    With this approach, there is little reason to worry about adding a hint that will not work. When you are playing around you will find that the hash join did not work this time, no harm done. If you go around and litter the code with join hints, because you think it's this the fad of the week, it's a different matter. But you should not do that.


    Erland Sommarskog, SQL Server MVP, esquel@sommarskog.se
    • Marked as answer by Jacky_shen Saturday, April 07, 2012 3:32 PM
    Saturday, April 07, 2012 9:14 AM
  • Hi jtclipper,
    Thank you for providing the example and the explanation.
    IF I can make sure your explanation/speculation is absolutely right whenever,I will give the responce to this thread.
    Thanks again.
    Saturday, April 07, 2012 3:23 PM
  • Hi Erland,

    Thanks for your enthusiastic help and detail explanation and advice.
    Absolutely ,your answers is valuable,and also from performance tuning aspect, your advice is helpful and reasonable.
    There are some reasons prompted me to insist on knowwing the answer under the hook.

    By now,I know there are two situations will throw the error,
    one is the example in this thread,and the other is the example Craig described in his article,
    so is there any other situation will throw the same exception? maybe yes,maybe not,but we don't know.
    If we know the reason under the hook,maybe we can avoid the similar errors.
    just as if we know 1/0,2/0 is illegal,we can avoid to write 1/0,2/0.
    But,If we know "Divide by zero" is illegal,we not only can avoid to write 1/0,2/0, we can also avoid  write 3/0,4/0,1*1/0,1*2/0.....various variants.

    The other reasons are just from experiment or test aspect, no really use case.


    • Edited by Jacky_shen Saturday, April 07, 2012 3:28 PM
    Saturday, April 07, 2012 3:24 PM
  • By now,I know there are two situations will throw the error,
    one is the example in this thread,and the other is the example Craig described in his article,
    so is there any other situation will throw the same exception? maybe yes,maybe not,but we don't know.

    There certainly are. Far from all queries can be evaluated with a hash join. For instance, consider this query:

    SELECT O.*
    FROM   Orders O
    JOIN   Customers C ON O.CustomerID BETWEEN C.City and C.Region

    Nevermind that the query is completely useless, but if you slap on a HASH JOIN hint, you get an error. This follows from what Craig says in his blog post: a hash join requires at least on equi-join predicate, and here is none.

    If we know the reason under the hook,maybe we can avoid the similar errors.

    Nah. You should always test when adding a join hint.
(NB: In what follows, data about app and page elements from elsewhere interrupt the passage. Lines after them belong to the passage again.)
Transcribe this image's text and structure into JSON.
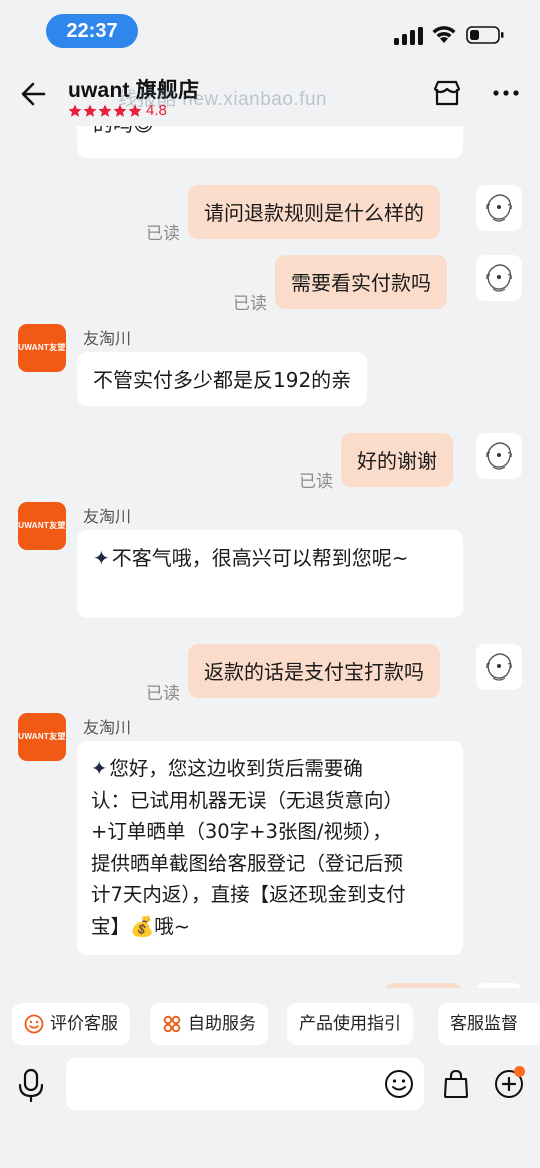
{
  "status_bar": {
    "time": "22:37"
  },
  "header": {
    "shop_name": "uwant 旗舰店",
    "rating": "4.8",
    "watermark": "线报酷 new.xianbao.fun"
  },
  "chat": {
    "partial_text": "的吗😊~",
    "read_label": "已读",
    "shop_avatar_text": "UWANT友望",
    "sender_name": "友淘川",
    "messages": [
      {
        "text": "请问退款规则是什么样的"
      },
      {
        "text": "需要看实付款吗"
      },
      {
        "text": "不管实付多少都是反192的亲"
      },
      {
        "text": "好的谢谢"
      },
      {
        "text": "不客气哦，很高兴可以帮到您呢~"
      },
      {
        "text": "返款的话是支付宝打款吗"
      },
      {
        "lines": [
          "您好，您这边收到货后需要确",
          "认：已试用机器无误（无退货意向）",
          "+订单晒单（30字+3张图/视频），",
          "提供晒单截图给客服登记（登记后预",
          "计7天内返），直接【返还现金到支付",
          "宝】💰哦~"
        ]
      }
    ]
  },
  "quick_actions": [
    {
      "label": "评价客服",
      "icon": "smile-icon"
    },
    {
      "label": "自助服务",
      "icon": "grid-flower-icon"
    },
    {
      "label": "产品使用指引"
    },
    {
      "label": "客服监督"
    }
  ],
  "input": {
    "placeholder": ""
  },
  "colors": {
    "accent": "#f15a14",
    "peach": "#fbdccb",
    "star": "#e81e3a",
    "time_pill": "#2f87ec"
  }
}
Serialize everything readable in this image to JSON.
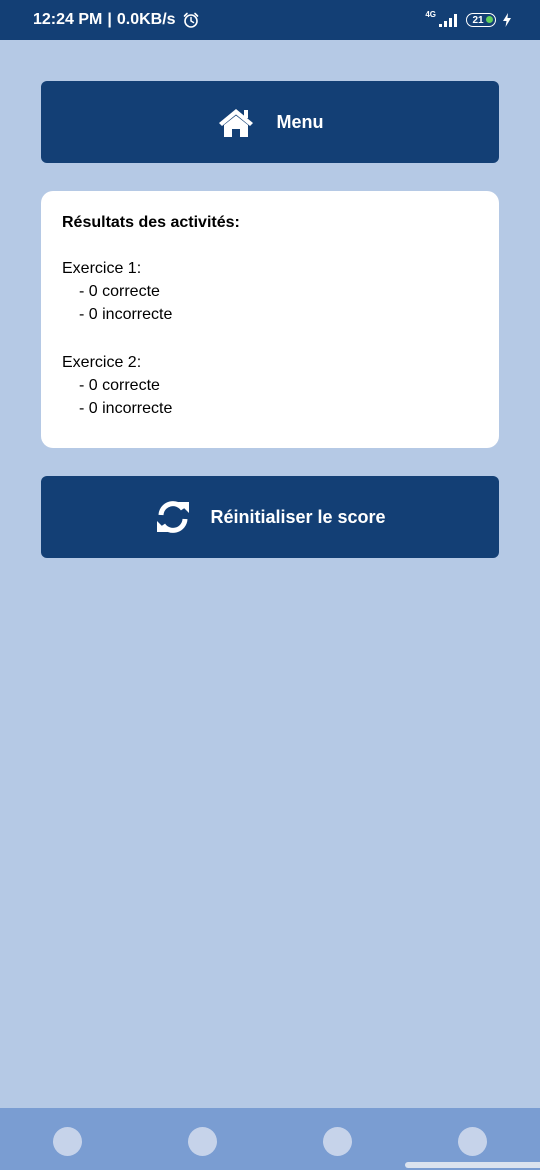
{
  "status_bar": {
    "time": "12:24 PM",
    "separator": "|",
    "speed": "0.0KB/s",
    "network": "4G",
    "battery_level": "21",
    "icons": [
      "alarm-icon",
      "signal-icon",
      "battery-icon",
      "charging-icon"
    ]
  },
  "menu_button": {
    "label": "Menu",
    "icon": "home-icon"
  },
  "results": {
    "title": "Résultats des activités:",
    "exercises": [
      {
        "title": "Exercice 1:",
        "correct": "- 0 correcte",
        "incorrect": "- 0 incorrecte"
      },
      {
        "title": "Exercice 2:",
        "correct": "- 0 correcte",
        "incorrect": "- 0 incorrecte"
      }
    ]
  },
  "reset_button": {
    "label": "Réinitialiser le score",
    "icon": "refresh-icon"
  },
  "nav_bar": {
    "items": [
      "nav-button-1",
      "nav-button-2",
      "nav-button-3",
      "nav-button-4"
    ]
  },
  "colors": {
    "background": "#b5c9e5",
    "primary": "#133f75",
    "card": "#ffffff",
    "nav_bar": "#7a9dd2",
    "nav_dot": "#c6d3ea"
  }
}
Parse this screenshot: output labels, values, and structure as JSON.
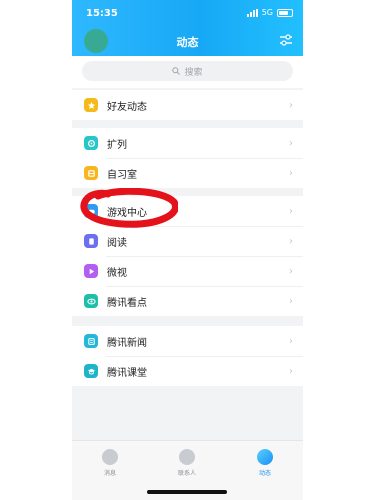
{
  "status_bar": {
    "time": "15:35",
    "network": "5G"
  },
  "header": {
    "title": "动态"
  },
  "search": {
    "placeholder": "搜索"
  },
  "groups": [
    {
      "items": [
        {
          "label": "好友动态",
          "icon": "friends-star-icon",
          "color": "#f5b91a"
        }
      ]
    },
    {
      "items": [
        {
          "label": "扩列",
          "icon": "expand-list-icon",
          "color": "#26c6c9"
        },
        {
          "label": "自习室",
          "icon": "study-room-icon",
          "color": "#f7b51e"
        }
      ]
    },
    {
      "items": [
        {
          "label": "游戏中心",
          "icon": "game-center-icon",
          "color": "#2c9cf3"
        },
        {
          "label": "阅读",
          "icon": "reading-icon",
          "color": "#6b6ff0"
        },
        {
          "label": "微视",
          "icon": "weishi-icon",
          "color": "#b25ef0"
        },
        {
          "label": "腾讯看点",
          "icon": "kandian-icon",
          "color": "#1ebfa8"
        }
      ]
    },
    {
      "items": [
        {
          "label": "腾讯新闻",
          "icon": "news-icon",
          "color": "#22b8d8"
        },
        {
          "label": "腾讯课堂",
          "icon": "classroom-icon",
          "color": "#1fb4c9"
        }
      ]
    }
  ],
  "tabbar": {
    "tabs": [
      {
        "label": "消息",
        "active": false
      },
      {
        "label": "联系人",
        "active": false
      },
      {
        "label": "动态",
        "active": true
      }
    ]
  },
  "colors": {
    "header": "#1aa9f6",
    "annotation": "#e3121b"
  }
}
If nothing else, you nede to verify that the hint actually helps performance.


    Erland Sommarskog, SQL Server MVP, esquel@sommarskog.se
    • Marked as answer by Jacky_shen Sunday, April 08, 2012 2:05 AM
    Saturday, April 07, 2012 5:12 PM
  • Got it,thank you so much Erland.
    Sunday, April 08, 2012 2:05 AM